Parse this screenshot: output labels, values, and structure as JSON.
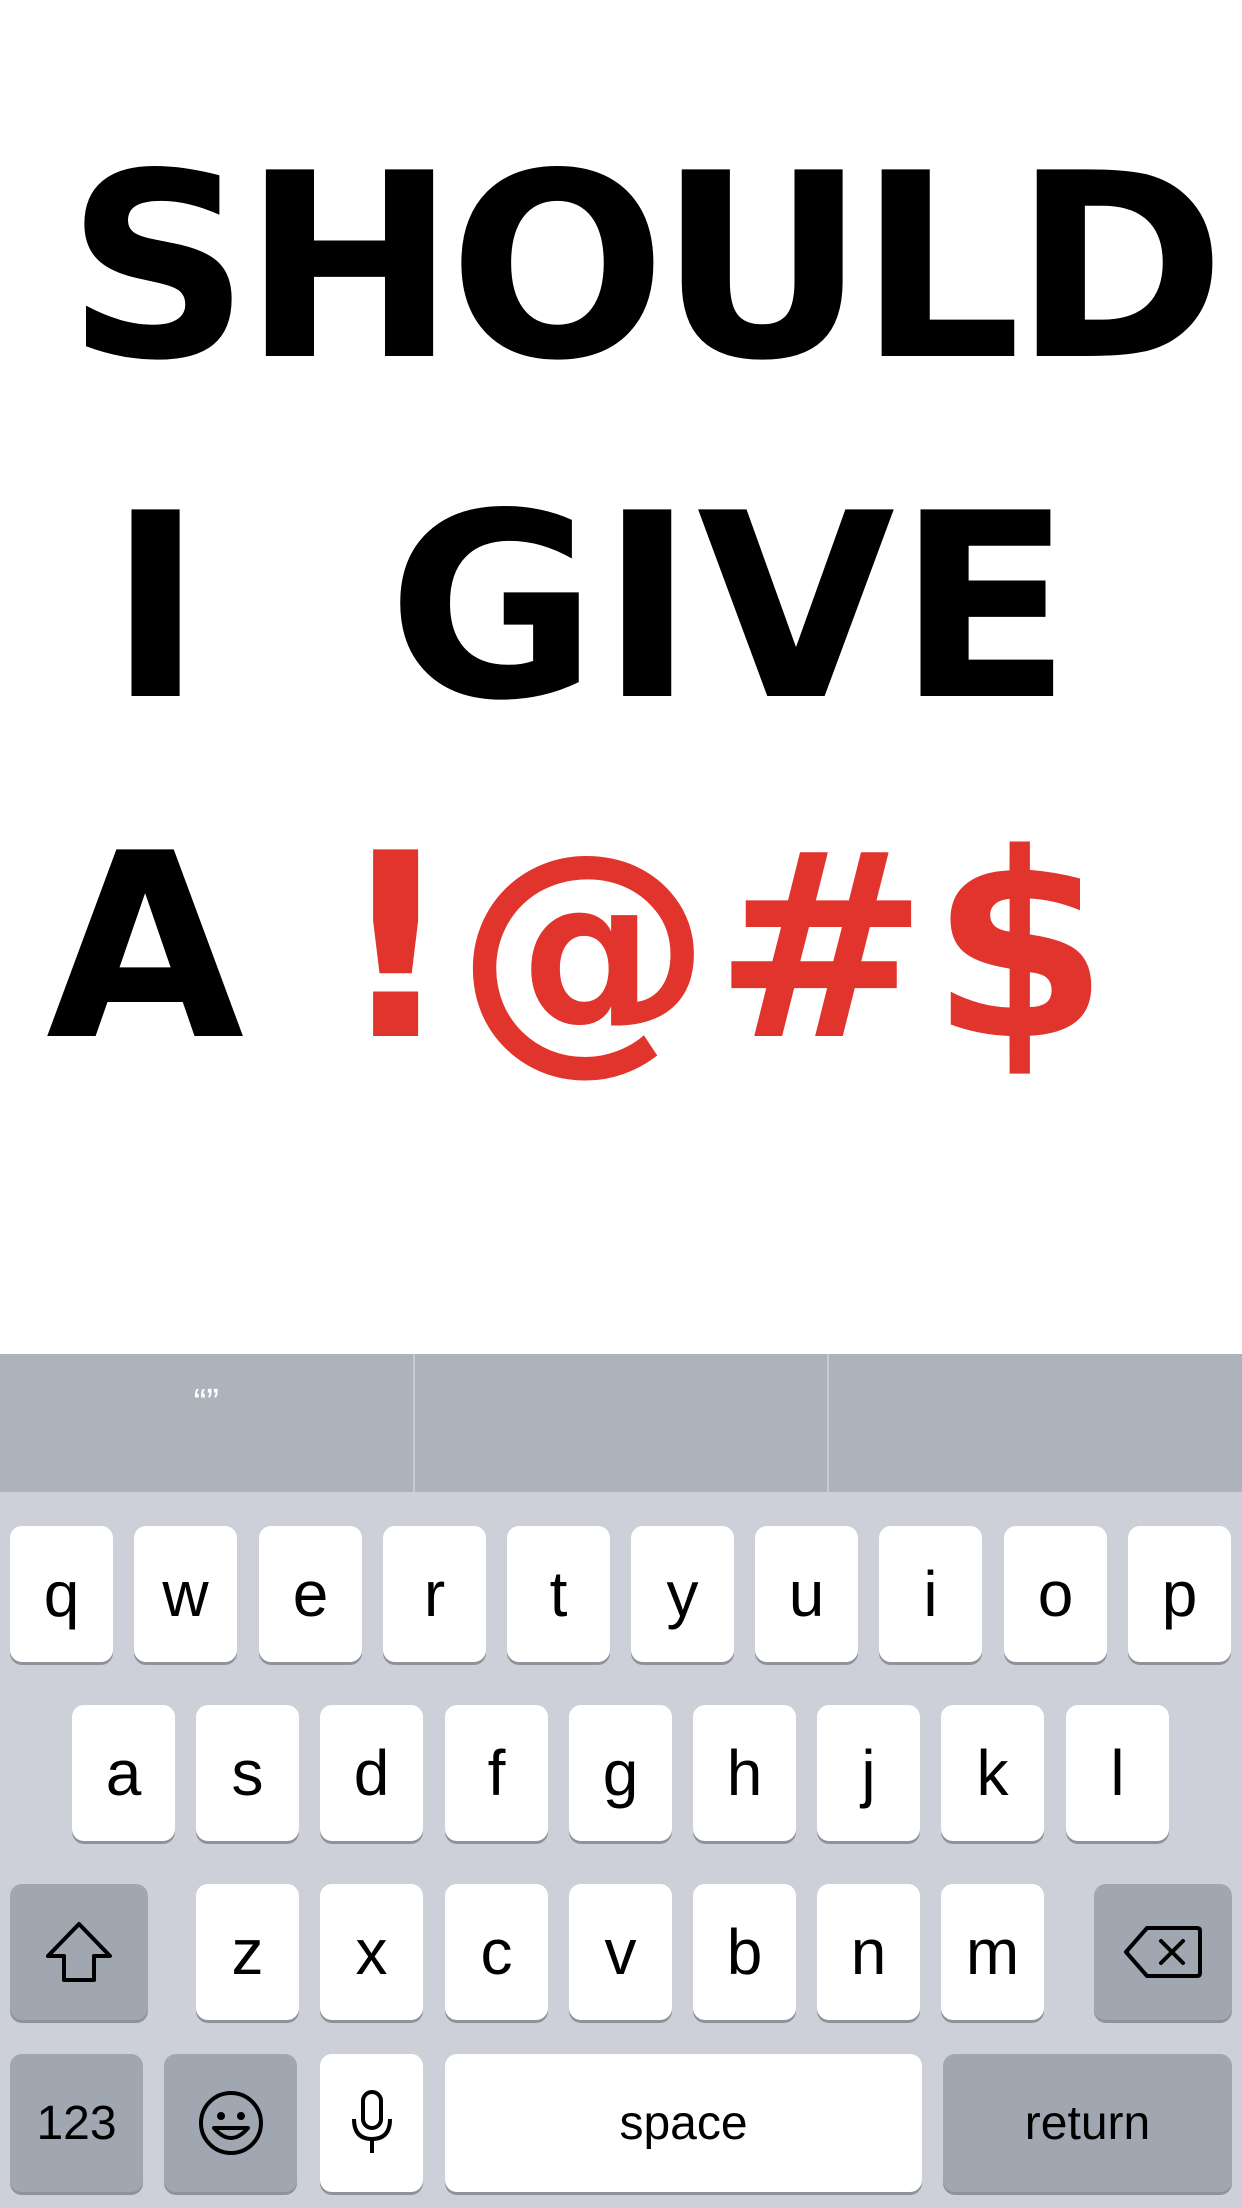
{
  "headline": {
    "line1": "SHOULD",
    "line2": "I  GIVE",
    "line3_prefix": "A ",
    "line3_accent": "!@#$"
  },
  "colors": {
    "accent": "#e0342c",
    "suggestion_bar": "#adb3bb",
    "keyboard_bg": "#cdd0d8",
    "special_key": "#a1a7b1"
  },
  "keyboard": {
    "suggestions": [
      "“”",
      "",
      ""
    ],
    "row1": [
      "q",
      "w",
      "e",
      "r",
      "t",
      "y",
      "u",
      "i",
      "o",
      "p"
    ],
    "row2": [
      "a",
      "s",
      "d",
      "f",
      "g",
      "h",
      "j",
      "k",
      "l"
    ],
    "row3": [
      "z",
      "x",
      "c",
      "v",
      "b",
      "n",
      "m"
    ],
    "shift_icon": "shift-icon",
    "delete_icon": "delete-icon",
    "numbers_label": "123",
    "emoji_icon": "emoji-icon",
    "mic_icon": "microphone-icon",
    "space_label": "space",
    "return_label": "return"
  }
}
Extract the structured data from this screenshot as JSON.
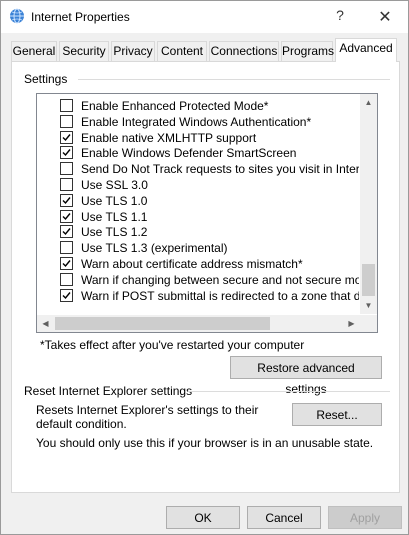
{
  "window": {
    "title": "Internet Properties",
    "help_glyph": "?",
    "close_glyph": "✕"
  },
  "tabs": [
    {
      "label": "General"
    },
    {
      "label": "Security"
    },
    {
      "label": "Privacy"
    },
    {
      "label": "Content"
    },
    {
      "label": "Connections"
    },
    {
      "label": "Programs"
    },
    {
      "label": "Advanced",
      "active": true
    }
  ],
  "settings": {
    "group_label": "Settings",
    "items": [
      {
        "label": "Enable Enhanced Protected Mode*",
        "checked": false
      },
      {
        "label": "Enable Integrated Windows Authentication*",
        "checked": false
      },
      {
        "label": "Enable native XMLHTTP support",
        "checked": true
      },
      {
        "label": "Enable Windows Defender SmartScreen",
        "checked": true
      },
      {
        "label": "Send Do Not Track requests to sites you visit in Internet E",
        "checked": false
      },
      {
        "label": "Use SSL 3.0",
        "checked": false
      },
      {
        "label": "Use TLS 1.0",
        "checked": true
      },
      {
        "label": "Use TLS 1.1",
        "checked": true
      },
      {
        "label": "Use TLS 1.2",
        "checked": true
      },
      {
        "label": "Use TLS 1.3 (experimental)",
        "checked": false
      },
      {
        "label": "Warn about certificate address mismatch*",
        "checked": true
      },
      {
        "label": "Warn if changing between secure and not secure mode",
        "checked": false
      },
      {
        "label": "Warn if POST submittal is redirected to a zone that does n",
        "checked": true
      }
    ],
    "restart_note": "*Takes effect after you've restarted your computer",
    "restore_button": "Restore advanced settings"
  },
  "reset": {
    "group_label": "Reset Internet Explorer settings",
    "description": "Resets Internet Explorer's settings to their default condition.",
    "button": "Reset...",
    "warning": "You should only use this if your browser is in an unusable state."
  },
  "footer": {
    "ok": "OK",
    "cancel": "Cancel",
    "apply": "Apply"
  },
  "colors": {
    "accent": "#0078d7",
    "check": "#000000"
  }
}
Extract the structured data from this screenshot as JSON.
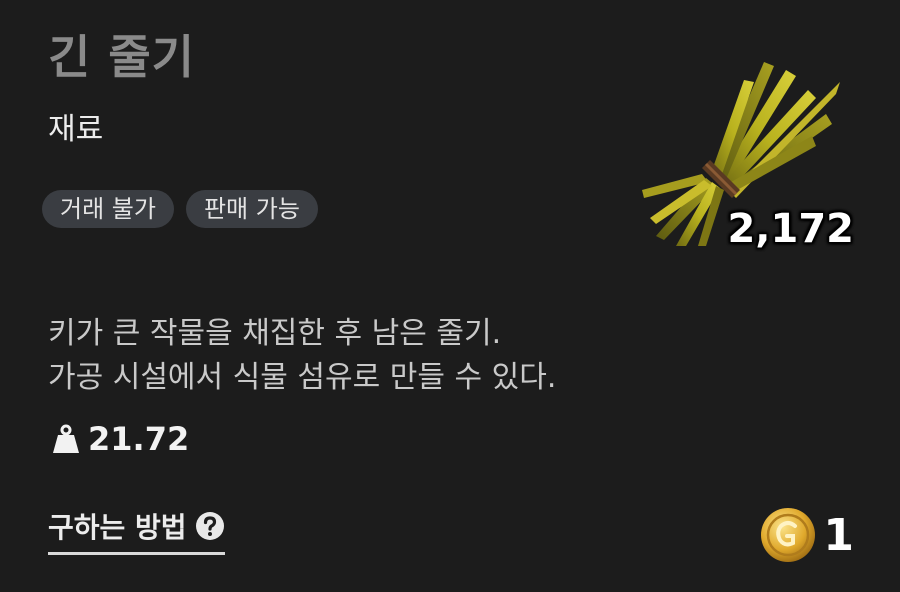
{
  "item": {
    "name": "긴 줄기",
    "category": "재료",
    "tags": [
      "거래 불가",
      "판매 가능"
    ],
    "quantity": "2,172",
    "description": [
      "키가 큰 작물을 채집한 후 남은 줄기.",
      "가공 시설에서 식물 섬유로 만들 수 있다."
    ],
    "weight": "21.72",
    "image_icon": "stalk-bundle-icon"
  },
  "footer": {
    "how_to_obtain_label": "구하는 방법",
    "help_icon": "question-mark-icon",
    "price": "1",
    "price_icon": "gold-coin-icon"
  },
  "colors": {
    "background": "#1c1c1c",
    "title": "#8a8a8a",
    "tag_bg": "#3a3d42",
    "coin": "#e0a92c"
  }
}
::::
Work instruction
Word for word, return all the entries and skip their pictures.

Solved exercise
Parse this screenshot: output labels, values, and structure as JSON.
{
  "headline": {
    "line1": "SHOULD",
    "line2": "I  GIVE",
    "line3_prefix": "A ",
    "line3_accent": "!@#$"
  },
  "colors": {
    "accent": "#e0342c",
    "suggestion_bar": "#adb3bb",
    "keyboard_bg": "#cdd0d8",
    "special_key": "#a1a7b1"
  },
  "keyboard": {
    "suggestions": [
      "“”",
      "",
      ""
    ],
    "row1": [
      "q",
      "w",
      "e",
      "r",
      "t",
      "y",
      "u",
      "i",
      "o",
      "p"
    ],
    "row2": [
      "a",
      "s",
      "d",
      "f",
      "g",
      "h",
      "j",
      "k",
      "l"
    ],
    "row3": [
      "z",
      "x",
      "c",
      "v",
      "b",
      "n",
      "m"
    ],
    "shift_icon": "shift-icon",
    "delete_icon": "delete-icon",
    "numbers_label": "123",
    "emoji_icon": "emoji-icon",
    "mic_icon": "microphone-icon",
    "space_label": "space",
    "return_label": "return"
  }
}
Extract the structured data from this screenshot as JSON.
{
  "window": {
    "title": "Internet Properties",
    "help_glyph": "?",
    "close_glyph": "✕"
  },
  "tabs": [
    {
      "label": "General"
    },
    {
      "label": "Security"
    },
    {
      "label": "Privacy"
    },
    {
      "label": "Content"
    },
    {
      "label": "Connections"
    },
    {
      "label": "Programs"
    },
    {
      "label": "Advanced",
      "active": true
    }
  ],
  "settings": {
    "group_label": "Settings",
    "items": [
      {
        "label": "Enable Enhanced Protected Mode*",
        "checked": false
      },
      {
        "label": "Enable Integrated Windows Authentication*",
        "checked": false
      },
      {
        "label": "Enable native XMLHTTP support",
        "checked": true
      },
      {
        "label": "Enable Windows Defender SmartScreen",
        "checked": true
      },
      {
        "label": "Send Do Not Track requests to sites you visit in Internet E",
        "checked": false
      },
      {
        "label": "Use SSL 3.0",
        "checked": false
      },
      {
        "label": "Use TLS 1.0",
        "checked": true
      },
      {
        "label": "Use TLS 1.1",
        "checked": true
      },
      {
        "label": "Use TLS 1.2",
        "checked": true
      },
      {
        "label": "Use TLS 1.3 (experimental)",
        "checked": false
      },
      {
        "label": "Warn about certificate address mismatch*",
        "checked": true
      },
      {
        "label": "Warn if changing between secure and not secure mode",
        "checked": false
      },
      {
        "label": "Warn if POST submittal is redirected to a zone that does n",
        "checked": true
      }
    ],
    "restart_note": "*Takes effect after you've restarted your computer",
    "restore_button": "Restore advanced settings"
  },
  "reset": {
    "group_label": "Reset Internet Explorer settings",
    "description": "Resets Internet Explorer's settings to their default condition.",
    "button": "Reset...",
    "warning": "You should only use this if your browser is in an unusable state."
  },
  "footer": {
    "ok": "OK",
    "cancel": "Cancel",
    "apply": "Apply"
  },
  "colors": {
    "accent": "#0078d7",
    "check": "#000000"
  }
}
Extract the structured data from this screenshot as JSON.
{
  "item": {
    "name": "긴 줄기",
    "category": "재료",
    "tags": [
      "거래 불가",
      "판매 가능"
    ],
    "quantity": "2,172",
    "description": [
      "키가 큰 작물을 채집한 후 남은 줄기.",
      "가공 시설에서 식물 섬유로 만들 수 있다."
    ],
    "weight": "21.72",
    "image_icon": "stalk-bundle-icon"
  },
  "footer": {
    "how_to_obtain_label": "구하는 방법",
    "help_icon": "question-mark-icon",
    "price": "1",
    "price_icon": "gold-coin-icon"
  },
  "colors": {
    "background": "#1c1c1c",
    "title": "#8a8a8a",
    "tag_bg": "#3a3d42",
    "coin": "#e0a92c"
  }
}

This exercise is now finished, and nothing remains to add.